Resistance is futile: the bacteriocin model for addressing the antibiotic resistance challenge
Animals; Anti-Bacterial Agents; Bacteriuria; Colicins; Drug Resistance, Bacterial; Escherichia coli; Escherichia coli Infections; Humans; Microbial Sensitivity Tests
Amino Acids, Peptides, and Proteins | Biochemistry, Biophysics, and Structural Biology | Microbiology | Therapeutics
Pathogenic bacteria resistant to many or all antibiotics already exist. With the decline in microbiological research at pharmaceutical companies, the high rate at which resistance has evolved and spread has demanded a novel approach to addressing this critical human health issue. In the present paper, we propose a new paradigm in antibiotic discovery and development, one that applies ecological and evolutionary theory to design antimicrobial drugs that are more difficult and/or more costly to resist. In essence, we propose to simply adopt the strategies invented and applied by bacteria for hundreds of millions of years.

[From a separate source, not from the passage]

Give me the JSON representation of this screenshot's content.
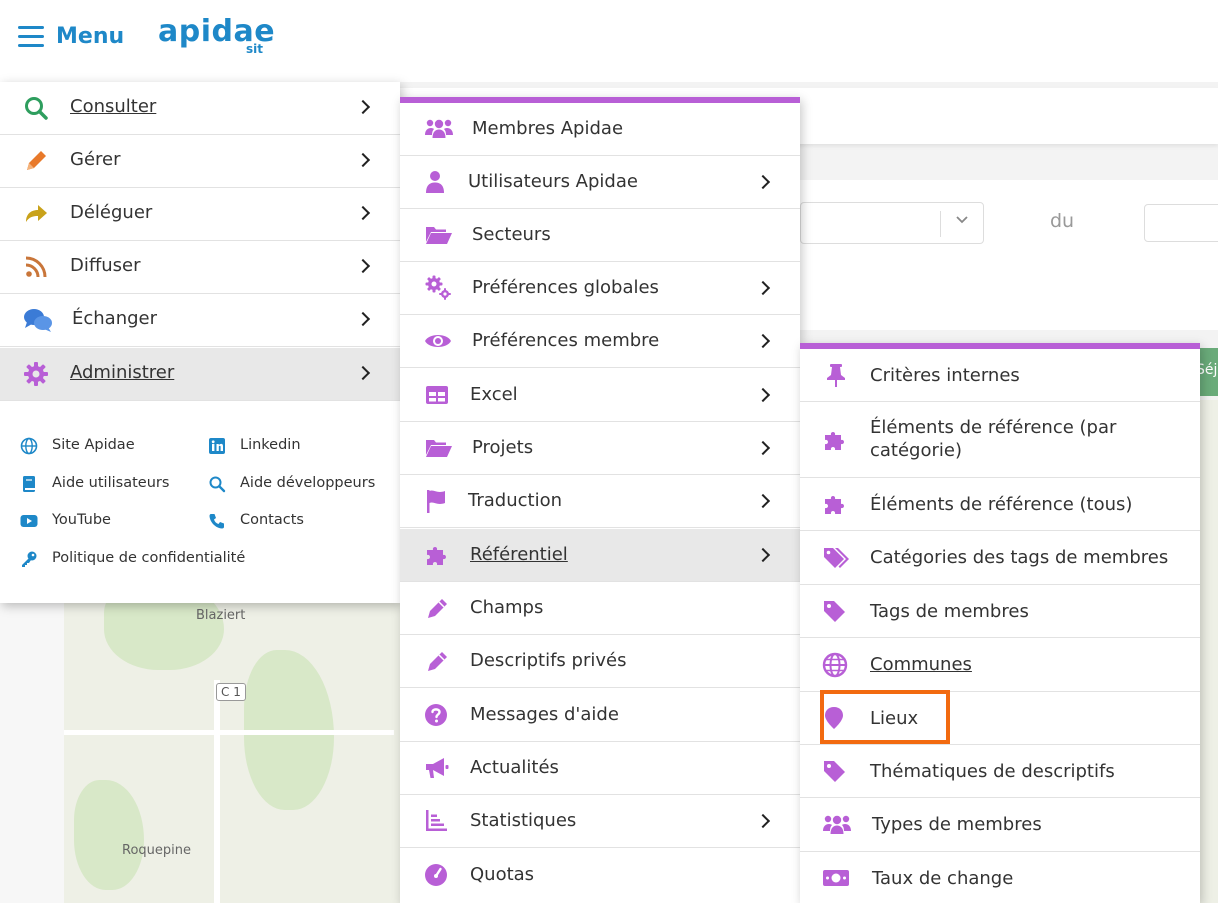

Our research focuses on bacteriocins, powerful biological weapons, and their use as alternative therapeutics in human health.
DOI of Published Version
Biochem Soc Trans. 2012 Dec 1;40(6):1438-42. doi: 10.1042/BST20120179.
Biochemical Society transactions
Riley, Margaret A.; Robinson, Sandra M.; Roy, Christopher M.; Dennis, Morgan; Liu, Vivian; and Dorit, Robert L., "Resistance is futile: the bacteriocin model for addressing the antibiotic resistance challenge" (2012). UMass Center for Clinical and Translational Science Supported Publications. 13.